[RECORDED INFORMATION — start]

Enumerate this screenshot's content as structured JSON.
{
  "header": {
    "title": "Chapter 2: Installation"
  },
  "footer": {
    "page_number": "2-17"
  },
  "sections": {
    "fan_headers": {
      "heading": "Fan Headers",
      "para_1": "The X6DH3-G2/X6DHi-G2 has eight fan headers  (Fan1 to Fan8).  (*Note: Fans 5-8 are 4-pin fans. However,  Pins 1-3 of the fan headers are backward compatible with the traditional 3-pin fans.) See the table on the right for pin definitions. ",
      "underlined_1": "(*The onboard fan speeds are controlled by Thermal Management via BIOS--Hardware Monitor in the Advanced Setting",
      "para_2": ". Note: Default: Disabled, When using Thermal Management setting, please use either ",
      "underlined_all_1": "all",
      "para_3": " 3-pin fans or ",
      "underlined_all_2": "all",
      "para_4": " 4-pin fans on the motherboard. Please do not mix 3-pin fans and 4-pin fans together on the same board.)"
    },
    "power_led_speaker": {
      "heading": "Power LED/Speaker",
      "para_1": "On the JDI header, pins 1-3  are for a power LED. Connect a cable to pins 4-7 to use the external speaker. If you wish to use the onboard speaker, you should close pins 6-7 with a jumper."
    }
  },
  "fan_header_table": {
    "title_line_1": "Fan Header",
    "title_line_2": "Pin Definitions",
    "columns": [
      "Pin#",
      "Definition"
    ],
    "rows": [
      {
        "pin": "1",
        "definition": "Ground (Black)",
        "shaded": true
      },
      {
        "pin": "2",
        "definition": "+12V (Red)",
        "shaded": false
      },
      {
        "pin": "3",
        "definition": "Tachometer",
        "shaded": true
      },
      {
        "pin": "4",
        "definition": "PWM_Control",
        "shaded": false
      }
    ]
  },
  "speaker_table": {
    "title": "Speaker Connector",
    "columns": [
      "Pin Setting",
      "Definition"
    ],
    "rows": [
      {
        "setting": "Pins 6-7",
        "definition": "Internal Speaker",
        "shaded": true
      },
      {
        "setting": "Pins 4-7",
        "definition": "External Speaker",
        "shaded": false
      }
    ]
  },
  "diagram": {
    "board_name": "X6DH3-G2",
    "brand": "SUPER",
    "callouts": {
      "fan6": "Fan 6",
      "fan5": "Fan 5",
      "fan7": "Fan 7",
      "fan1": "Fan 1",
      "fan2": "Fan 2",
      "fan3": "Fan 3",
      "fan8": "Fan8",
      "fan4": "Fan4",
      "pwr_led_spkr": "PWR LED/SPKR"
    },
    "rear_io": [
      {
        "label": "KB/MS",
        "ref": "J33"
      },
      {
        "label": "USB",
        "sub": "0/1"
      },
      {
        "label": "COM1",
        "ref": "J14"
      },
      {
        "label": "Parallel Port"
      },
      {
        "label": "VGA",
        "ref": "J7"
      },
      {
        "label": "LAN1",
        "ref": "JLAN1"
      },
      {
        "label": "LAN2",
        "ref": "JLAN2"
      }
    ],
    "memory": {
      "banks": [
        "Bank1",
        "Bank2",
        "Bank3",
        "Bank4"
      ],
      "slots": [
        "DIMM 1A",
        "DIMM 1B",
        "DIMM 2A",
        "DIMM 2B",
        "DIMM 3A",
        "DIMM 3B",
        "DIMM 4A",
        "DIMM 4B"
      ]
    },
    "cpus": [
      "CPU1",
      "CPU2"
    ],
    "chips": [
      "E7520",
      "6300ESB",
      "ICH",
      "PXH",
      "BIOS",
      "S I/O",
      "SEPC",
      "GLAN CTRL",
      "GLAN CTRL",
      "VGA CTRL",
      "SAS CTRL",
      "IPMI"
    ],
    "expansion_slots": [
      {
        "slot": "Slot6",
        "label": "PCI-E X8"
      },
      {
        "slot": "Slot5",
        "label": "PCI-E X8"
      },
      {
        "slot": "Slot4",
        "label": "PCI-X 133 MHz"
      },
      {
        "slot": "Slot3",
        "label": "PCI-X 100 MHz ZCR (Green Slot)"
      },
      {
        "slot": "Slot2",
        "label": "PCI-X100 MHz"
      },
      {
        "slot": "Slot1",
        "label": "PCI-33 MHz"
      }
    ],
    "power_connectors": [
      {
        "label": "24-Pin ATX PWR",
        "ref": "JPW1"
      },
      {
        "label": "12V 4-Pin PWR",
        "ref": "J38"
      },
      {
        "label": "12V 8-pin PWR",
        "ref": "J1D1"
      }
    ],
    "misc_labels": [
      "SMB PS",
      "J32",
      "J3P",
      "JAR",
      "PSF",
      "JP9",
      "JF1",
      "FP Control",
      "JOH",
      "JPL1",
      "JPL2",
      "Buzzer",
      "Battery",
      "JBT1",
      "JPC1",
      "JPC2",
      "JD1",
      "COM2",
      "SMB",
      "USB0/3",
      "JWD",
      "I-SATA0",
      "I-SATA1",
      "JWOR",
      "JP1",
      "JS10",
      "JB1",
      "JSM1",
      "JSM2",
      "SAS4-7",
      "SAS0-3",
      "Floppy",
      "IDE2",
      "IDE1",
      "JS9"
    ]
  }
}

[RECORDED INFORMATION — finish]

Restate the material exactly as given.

Enumerate this screenshot's content as structured JSON.
{
  "header": {
    "title": "Chapter 2: Installation"
  },
  "footer": {
    "page_number": "2-17"
  },
  "sections": {
    "fan_headers": {
      "heading": "Fan Headers",
      "para_1": "The X6DH3-G2/X6DHi-G2 has eight fan headers  (Fan1 to Fan8).  (*Note: Fans 5-8 are 4-pin fans. However,  Pins 1-3 of the fan headers are backward compatible with the traditional 3-pin fans.) See the table on the right for pin definitions. ",
      "underlined_1": "(*The onboard fan speeds are controlled by Thermal Management via BIOS--Hardware Monitor in the Advanced Setting",
      "para_2": ". Note: Default: Disabled, When using Thermal Management setting, please use either ",
      "underlined_all_1": "all",
      "para_3": " 3-pin fans or ",
      "underlined_all_2": "all",
      "para_4": " 4-pin fans on the motherboard. Please do not mix 3-pin fans and 4-pin fans together on the same board.)"
    },
    "power_led_speaker": {
      "heading": "Power LED/Speaker",
      "para_1": "On the JDI header, pins 1-3  are for a power LED. Connect a cable to pins 4-7 to use the external speaker. If you wish to use the onboard speaker, you should close pins 6-7 with a jumper."
    }
  },
  "fan_header_table": {
    "title_line_1": "Fan Header",
    "title_line_2": "Pin Definitions",
    "columns": [
      "Pin#",
      "Definition"
    ],
    "rows": [
      {
        "pin": "1",
        "definition": "Ground (Black)",
        "shaded": true
      },
      {
        "pin": "2",
        "definition": "+12V (Red)",
        "shaded": false
      },
      {
        "pin": "3",
        "definition": "Tachometer",
        "shaded": true
      },
      {
        "pin": "4",
        "definition": "PWM_Control",
        "shaded": false
      }
    ]
  },
  "speaker_table": {
    "title": "Speaker Connector",
    "columns": [
      "Pin Setting",
      "Definition"
    ],
    "rows": [
      {
        "setting": "Pins 6-7",
        "definition": "Internal Speaker",
        "shaded": true
      },
      {
        "setting": "Pins 4-7",
        "definition": "External Speaker",
        "shaded": false
      }
    ]
  },
  "diagram": {
    "board_name": "X6DH3-G2",
    "brand": "SUPER",
    "callouts": {
      "fan6": "Fan 6",
      "fan5": "Fan 5",
      "fan7": "Fan 7",
      "fan1": "Fan 1",
      "fan2": "Fan 2",
      "fan3": "Fan 3",
      "fan8": "Fan8",
      "fan4": "Fan4",
      "pwr_led_spkr": "PWR LED/SPKR"
    },
    "rear_io": [
      {
        "label": "KB/MS",
        "ref": "J33"
      },
      {
        "label": "USB",
        "sub": "0/1"
      },
      {
        "label": "COM1",
        "ref": "J14"
      },
      {
        "label": "Parallel Port"
      },
      {
        "label": "VGA",
        "ref": "J7"
      },
      {
        "label": "LAN1",
        "ref": "JLAN1"
      },
      {
        "label": "LAN2",
        "ref": "JLAN2"
      }
    ],
    "memory": {
      "banks": [
        "Bank1",
        "Bank2",
        "Bank3",
        "Bank4"
      ],
      "slots": [
        "DIMM 1A",
        "DIMM 1B",
        "DIMM 2A",
        "DIMM 2B",
        "DIMM 3A",
        "DIMM 3B",
        "DIMM 4A",
        "DIMM 4B"
      ]
    },
    "cpus": [
      "CPU1",
      "CPU2"
    ],
    "chips": [
      "E7520",
      "6300ESB",
      "ICH",
      "PXH",
      "BIOS",
      "S I/O",
      "SEPC",
      "GLAN CTRL",
      "GLAN CTRL",
      "VGA CTRL",
      "SAS CTRL",
      "IPMI"
    ],
    "expansion_slots": [
      {
        "slot": "Slot6",
        "label": "PCI-E X8"
      },
      {
        "slot": "Slot5",
        "label": "PCI-E X8"
      },
      {
        "slot": "Slot4",
        "label": "PCI-X 133 MHz"
      },
      {
        "slot": "Slot3",
        "label": "PCI-X 100 MHz ZCR (Green Slot)"
      },
      {
        "slot": "Slot2",
        "label": "PCI-X100 MHz"
      },
      {
        "slot": "Slot1",
        "label": "PCI-33 MHz"
      }
    ],
    "power_connectors": [
      {
        "label": "24-Pin ATX PWR",
        "ref": "JPW1"
      },
      {
        "label": "12V 4-Pin PWR",
        "ref": "J38"
      },
      {
        "label": "12V 8-pin PWR",
        "ref": "J1D1"
      }
    ],
    "misc_labels": [
      "SMB PS",
      "J32",
      "J3P",
      "JAR",
      "PSF",
      "JP9",
      "JF1",
      "FP Control",
      "JOH",
      "JPL1",
      "JPL2",
      "Buzzer",
      "Battery",
      "JBT1",
      "JPC1",
      "JPC2",
      "JD1",
      "COM2",
      "SMB",
      "USB0/3",
      "JWD",
      "I-SATA0",
      "I-SATA1",
      "JWOR",
      "JP1",
      "JS10",
      "JB1",
      "JSM1",
      "JSM2",
      "SAS4-7",
      "SAS0-3",
      "Floppy",
      "IDE2",
      "IDE1",
      "JS9"
    ]
  }
}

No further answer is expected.